**Task directions**
Each line of the records containing "value" is to be copied out and returned.

[Excerpts from an interface dataset]
▬▬▬▬▬▬▬▬▬▬
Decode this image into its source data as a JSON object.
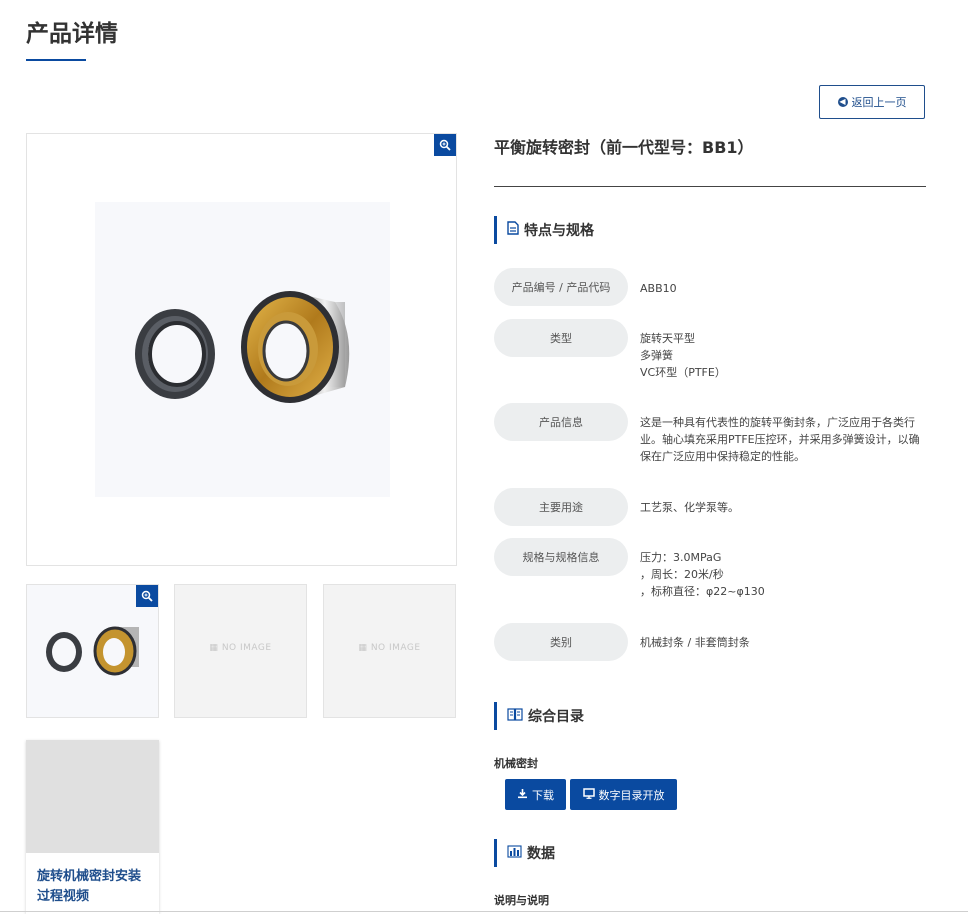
{
  "page": {
    "title": "产品详情"
  },
  "back_button": {
    "label": "返回上一页"
  },
  "gallery": {
    "no_image_text": "NO IMAGE",
    "video_title": "旋转机械密封安装过程视频"
  },
  "product": {
    "name": "平衡旋转密封（前一代型号：BB1）",
    "features_heading": "特点与规格",
    "specs": [
      {
        "label": "产品编号 / 产品代码",
        "value": "ABB10"
      },
      {
        "label": "类型",
        "value": "旋转天平型\n多弹簧\nVC环型（PTFE）"
      },
      {
        "label": "产品信息",
        "value": "这是一种具有代表性的旋转平衡封条，广泛应用于各类行业。轴心填充采用PTFE压控环，并采用多弹簧设计，以确保在广泛应用中保持稳定的性能。"
      },
      {
        "label": "主要用途",
        "value": "工艺泵、化学泵等。"
      },
      {
        "label": "规格与规格信息",
        "value": "压力：3.0MPaG\n，周长：20米/秒\n，标称直径：φ22~φ130"
      },
      {
        "label": "类别",
        "value": "机械封条 / 非套筒封条"
      }
    ],
    "catalog_heading": "综合目录",
    "catalog_label": "机械密封",
    "download_label": "下载",
    "digital_catalog_label": "数字目录开放",
    "data_heading": "数据",
    "description_label": "说明与说明"
  },
  "colors": {
    "accent": "#0a4aa0",
    "label_bg": "#eceeef"
  },
  "icons": [
    "zoom-icon",
    "arrow-left-circle-icon",
    "document-icon",
    "book-icon",
    "chart-icon",
    "download-icon",
    "monitor-icon",
    "image-placeholder-icon"
  ]
}
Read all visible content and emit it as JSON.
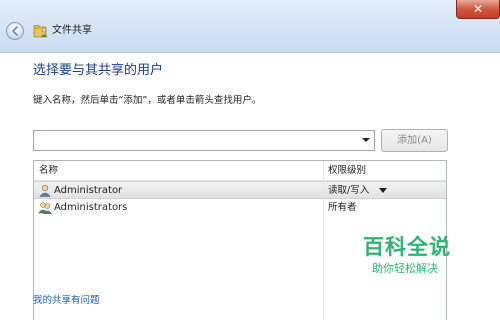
{
  "window": {
    "title": "文件共享",
    "close_glyph": "✕"
  },
  "dialog": {
    "heading": "选择要与其共享的用户",
    "instruction": "键入名称，然后单击“添加”，或者单击箭头查找用户。",
    "name_input": {
      "value": "",
      "placeholder": ""
    },
    "add_button_label": "添加(A)",
    "columns": {
      "name": "名称",
      "permission": "权限级别"
    },
    "rows": [
      {
        "name": "Administrator",
        "permission": "读取/写入",
        "selected": true,
        "icon": "user-icon"
      },
      {
        "name": "Administrators",
        "permission": "所有者",
        "selected": false,
        "icon": "group-icon"
      }
    ],
    "help_link": "我的共享有问题"
  },
  "watermark": {
    "title": "百科全说",
    "subtitle": "助你轻松解决"
  },
  "colors": {
    "heading": "#1a3d8f",
    "link": "#1a5bb5",
    "watermark": "#2bb574",
    "close": "#c23d23"
  }
}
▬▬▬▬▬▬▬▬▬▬
**Task answer**
        "value": "ABB10"
        "value": "旋转天平型\n多弹簧\nVC环型（PTFE）"
        "value": "这是一种具有代表性的旋转平衡封条，广泛应用于各类行业。轴心填充采用PTFE压控环，并采用多弹簧设计，以确保在广泛应用中保持稳定的性能。"
        "value": "工艺泵、化学泵等。"
        "value": "压力：3.0MPaG\n，周长：20米/秒\n，标称直径：φ22~φ130"
        "value": "机械封条 / 非套筒封条"
      "value": "",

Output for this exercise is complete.